India threatens to drag EU to WTO over mango ban
Sharma said he has already written a letter on the matter to EU Trade Commissioner Karel De Gucht.
He said the government has invested in creating world-class laboratories through the Agricultural and Processed Food Products Export Development Authority (APEDA) and their certification processes are acceptable to the EU, the US and other countries.
The minister described the EU’s move as an ‘arbitrary action without any consultation.’
‘It has no justification and I have said in my communication that it will definitely have a very negative fallout in respect of our economic relationship,’ Sharma said.
He said APEDA has the mandate of certification of agri-produce exports and that is acceptable to all countries.
‘That is why APEDA and the commerce ministry have taken up this matter,’ he said, expressing hope that the issue would be resolved.
Yesterday, when asked if India is considering dragging the EU to WTO’s dispute settlement mechanism over the import curbs, Commerce Secretary Rajeev Kher said the issue should be addressed through consultation.
‘I do not think that will be the right approach in this case. EU and India are strong bilateral trading partners. We should sort out differences through mutual conversation,’ Kher had said.
On Monday, the EU banned the import of Alphonso mangoes, the king of fruits, and four vegetables from India for the period from May 1 to December 2015 after authorities found consignments infested with fruit flies.
Imports have been restricted as 207 consignments of mangoes and some vegetables shipped from India in 2013 were found to be contaminated by pests.
The UK imports almost 160 lakh mangoes from India and the market for this fruit is worth almost 6 million pounds a year.

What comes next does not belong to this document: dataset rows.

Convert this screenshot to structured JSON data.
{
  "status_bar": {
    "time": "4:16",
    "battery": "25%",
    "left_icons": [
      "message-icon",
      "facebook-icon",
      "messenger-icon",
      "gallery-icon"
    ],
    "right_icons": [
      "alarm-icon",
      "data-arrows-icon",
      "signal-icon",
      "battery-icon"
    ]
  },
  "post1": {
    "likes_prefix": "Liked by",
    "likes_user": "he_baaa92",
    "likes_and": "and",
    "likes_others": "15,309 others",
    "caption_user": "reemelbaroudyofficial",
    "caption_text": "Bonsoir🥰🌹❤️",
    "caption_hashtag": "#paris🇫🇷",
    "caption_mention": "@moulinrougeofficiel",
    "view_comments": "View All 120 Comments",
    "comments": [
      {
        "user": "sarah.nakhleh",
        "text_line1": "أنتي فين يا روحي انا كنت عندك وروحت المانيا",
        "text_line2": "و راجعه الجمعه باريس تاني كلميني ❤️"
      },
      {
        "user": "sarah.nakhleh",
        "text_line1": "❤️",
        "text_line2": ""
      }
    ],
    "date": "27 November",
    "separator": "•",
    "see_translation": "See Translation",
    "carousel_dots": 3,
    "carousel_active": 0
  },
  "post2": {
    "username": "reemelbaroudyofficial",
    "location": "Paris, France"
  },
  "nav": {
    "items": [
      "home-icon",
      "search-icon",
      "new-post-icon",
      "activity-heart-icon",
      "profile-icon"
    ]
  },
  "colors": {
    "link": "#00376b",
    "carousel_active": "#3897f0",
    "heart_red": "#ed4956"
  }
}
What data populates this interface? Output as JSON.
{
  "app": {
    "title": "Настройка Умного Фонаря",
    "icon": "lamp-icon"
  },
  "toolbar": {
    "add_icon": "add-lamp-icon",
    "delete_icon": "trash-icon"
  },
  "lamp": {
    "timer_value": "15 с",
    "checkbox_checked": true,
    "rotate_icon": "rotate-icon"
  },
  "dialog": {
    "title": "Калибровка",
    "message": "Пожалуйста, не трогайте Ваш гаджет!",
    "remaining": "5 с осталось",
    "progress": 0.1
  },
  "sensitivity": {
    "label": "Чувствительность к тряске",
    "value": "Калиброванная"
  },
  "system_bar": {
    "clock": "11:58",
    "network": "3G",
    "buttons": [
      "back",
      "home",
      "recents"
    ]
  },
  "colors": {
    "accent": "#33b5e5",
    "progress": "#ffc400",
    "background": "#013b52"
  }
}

India, the world’s largest mango exporter, sells about 65,000-70,000 tonnes of all varieties of the fruit overseas out of its total production of 15-16 lakh tonnes.